__HOW TO COMPLETE THIS TASK__: Tally up every line in the records beneath that has "name", and write down only the total.

__EXERCISE INPUT__:
════════════════════
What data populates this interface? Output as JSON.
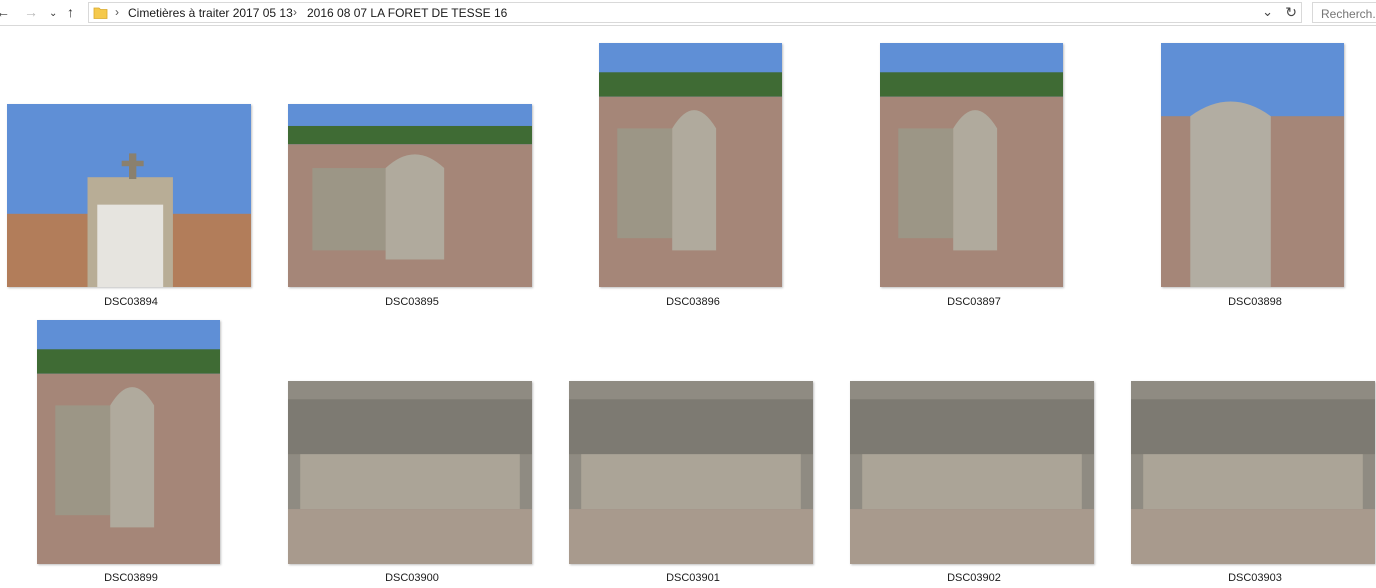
{
  "address": {
    "breadcrumbs": [
      "Cimetières à traiter 2017 05 13",
      "2016 08 07 LA FORET DE TESSE 16"
    ],
    "search_placeholder": "Recherch..."
  },
  "files": [
    {
      "name": "DSC03894",
      "kind": "gate"
    },
    {
      "name": "DSC03895",
      "kind": "graves-wide"
    },
    {
      "name": "DSC03896",
      "kind": "graves-tall"
    },
    {
      "name": "DSC03897",
      "kind": "graves-tall"
    },
    {
      "name": "DSC03898",
      "kind": "headstone"
    },
    {
      "name": "DSC03899",
      "kind": "graves-tall"
    },
    {
      "name": "DSC03900",
      "kind": "slab"
    },
    {
      "name": "DSC03901",
      "kind": "slab"
    },
    {
      "name": "DSC03902",
      "kind": "slab"
    },
    {
      "name": "DSC03903",
      "kind": "slab"
    }
  ],
  "colors": {
    "sky": "#5f8fd6",
    "stone": "#9c9686",
    "gravel": "#a58678",
    "folder": "#f5c94c"
  }
}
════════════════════
__ANSWER__: 10